Keywords: Nitrate leaching, Grazed grass, Pasture, Cut swards.
The effect on nitrate leaching of a change in management of intensively grazed swards was tested on three sites for two or three years. Cattle were allowed to graze throughout the season, or removed in either June or July, with subsequent grass growth cut for silage. It was hoped that the reduction in nitrogen returns via dung and urine, at a time of year when grass uptake of nitrogen is falling, would reduce the quantity of nitrate in soil in autumn, and hence the quantity of nitrate leached. Nitrogen removal in herbage varied from 6 to 257 kg/ha. Yields were severely restricted by drought in some years. Nitrate leaching was on average reduced, but the effect was variable, especially for the intermediate treatment where cattle were not removed until July.

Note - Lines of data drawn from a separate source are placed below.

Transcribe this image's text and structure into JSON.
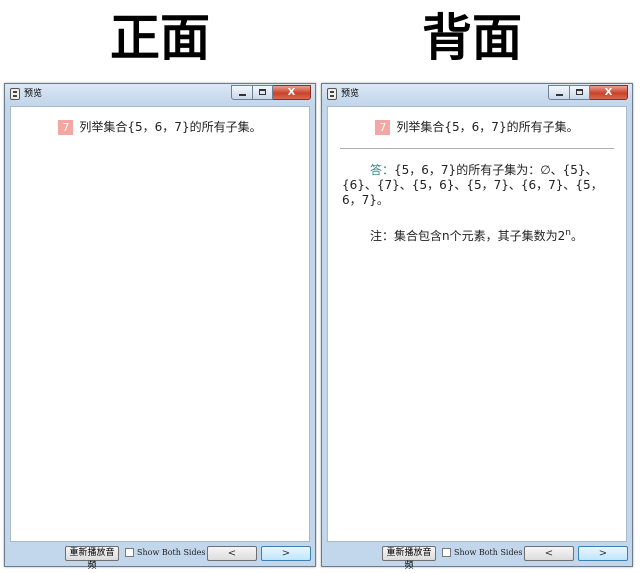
{
  "headings": {
    "front": "正面",
    "back": "背面"
  },
  "window": {
    "title": "预览",
    "controls": {
      "close": "X"
    }
  },
  "card": {
    "number": "7",
    "question": "列举集合{5，6，7}的所有子集。",
    "answer_label": "答：",
    "answer_text": "{5，6，7}的所有子集为：∅、{5}、{6}、{7}、{5，6}、{5，7}、{6，7}、{5，6，7}。",
    "note_text": "注：集合包含n个元素，其子集数为2",
    "note_sup": "n",
    "note_end": "。"
  },
  "footer": {
    "replay_label": "重新播放音频",
    "show_both_label": "Show Both Sides",
    "show_both_checked": false,
    "prev_label": "<",
    "next_label": ">"
  },
  "colors": {
    "badge": "#f2a7a2",
    "answer_label": "#3a8a86",
    "window_frame": "#c3d7ec",
    "close_button": "#c9432a"
  }
}
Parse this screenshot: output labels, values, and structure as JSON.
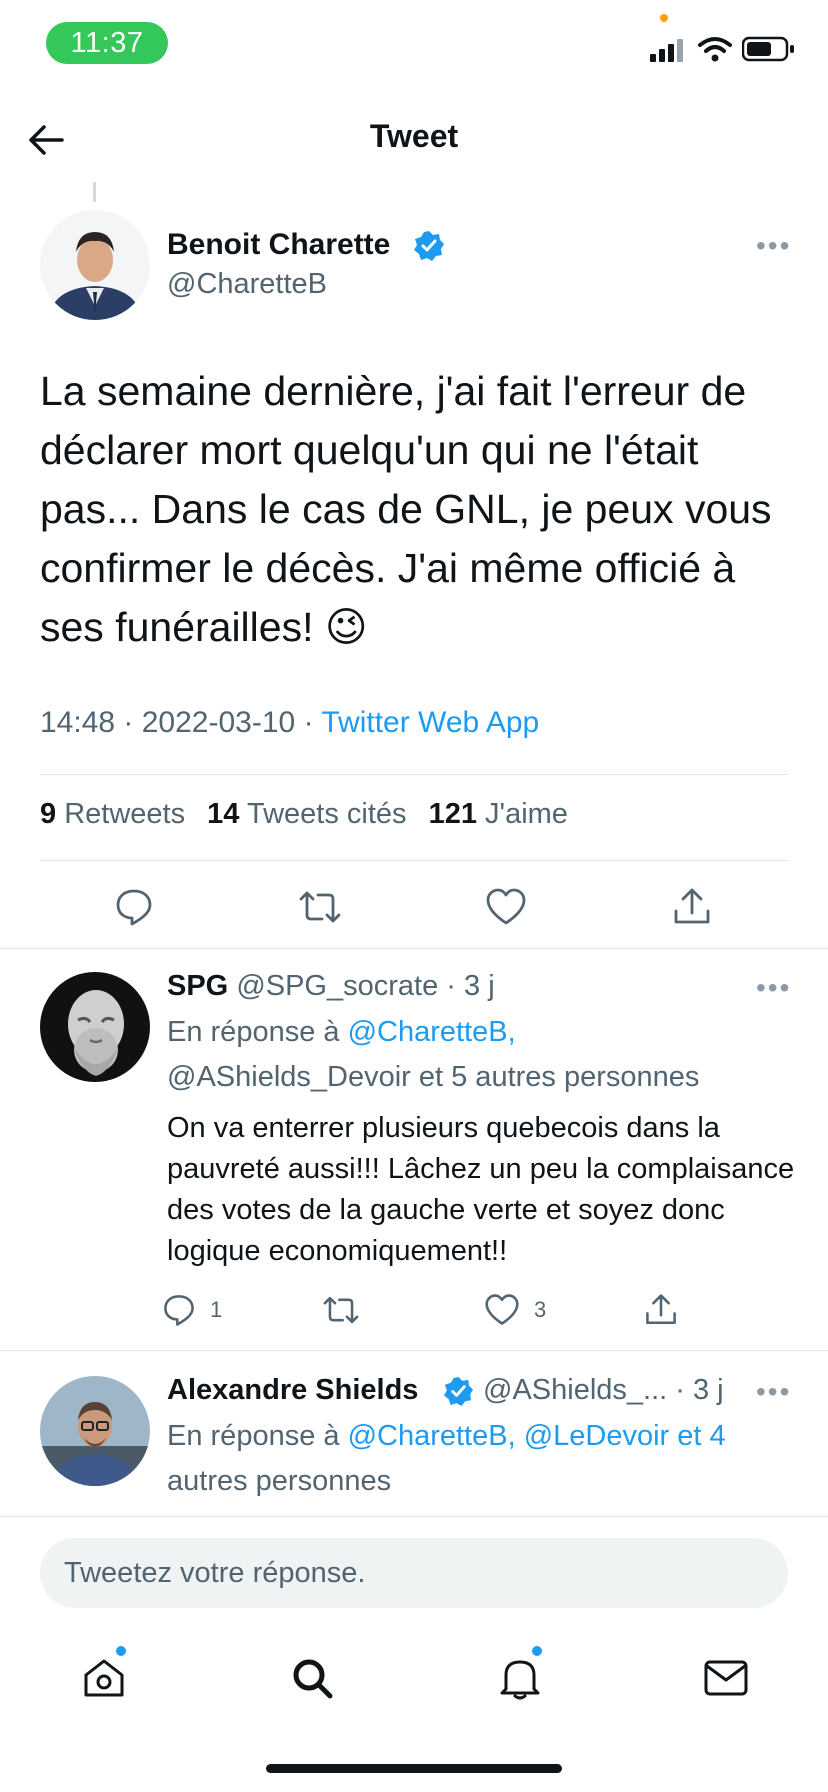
{
  "status_bar": {
    "time": "11:37"
  },
  "header": {
    "title": "Tweet"
  },
  "main_tweet": {
    "author_name": "Benoit Charette",
    "handle": "@CharetteB",
    "text": "La semaine dernière, j'ai fait l'erreur de déclarer mort quelqu'un qui ne l'était pas...  Dans le cas de GNL, je peux vous confirmer le décès.  J'ai même officié à ses funérailles! 😉",
    "time": "14:48",
    "date": "2022-03-10",
    "source": "Twitter Web App",
    "retweets_count": "9",
    "retweets_label": "Retweets",
    "quotes_count": "14",
    "quotes_label": "Tweets cités",
    "likes_count": "121",
    "likes_label": "J'aime"
  },
  "replies": [
    {
      "author_name": "SPG",
      "handle": "@SPG_socrate",
      "age": "3 j",
      "reply_prefix": "En réponse à",
      "reply_to_line1": "@CharetteB,",
      "reply_to_line2": "@AShields_Devoir et 5 autres personnes",
      "text": "On va enterrer plusieurs quebecois dans la pauvreté aussi!!! Lâchez un peu la complaisance des votes de la gauche verte et soyez donc logique  economiquement!!",
      "reply_count": "1",
      "like_count": "3"
    },
    {
      "author_name": "Alexandre Shields",
      "handle": "@AShields_...",
      "age": "3 j",
      "reply_prefix": "En réponse à",
      "reply_to_line1": "@CharetteB, @LeDevoir et 4",
      "reply_to_line2": "autres personnes"
    }
  ],
  "compose": {
    "placeholder": "Tweetez votre réponse."
  },
  "colors": {
    "accent": "#1d9bf0",
    "text": "#0f1419",
    "muted": "#536471",
    "status_pill": "#34c759"
  },
  "icons": [
    "back-arrow-icon",
    "verified-badge-icon",
    "more-icon",
    "reply-icon",
    "retweet-icon",
    "like-icon",
    "share-icon",
    "home-icon",
    "search-icon",
    "notifications-icon",
    "messages-icon",
    "signal-icon",
    "wifi-icon",
    "battery-icon"
  ]
}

Earlier work on a clay soil in an area with higher average rainfall had indicated potential for significant impact on leaching. It is concluded that the effect of cutting instead of grazing in late summer may be less reliable on droughty soils and in dry areas. Detailed comparison with alternative strategies, including spring cutting, is needed. Future studies also need to take into account the practical impact of poor grass growth on stock management and manure returns, to ensure that conclusions can be extended to the whole farm situation.
E I Lord, ADAS Rosemaund, Woodthorne, Wergs Road, Wolverhampton, UK.
28 pages, 6 figures, 6 tables, 17 references.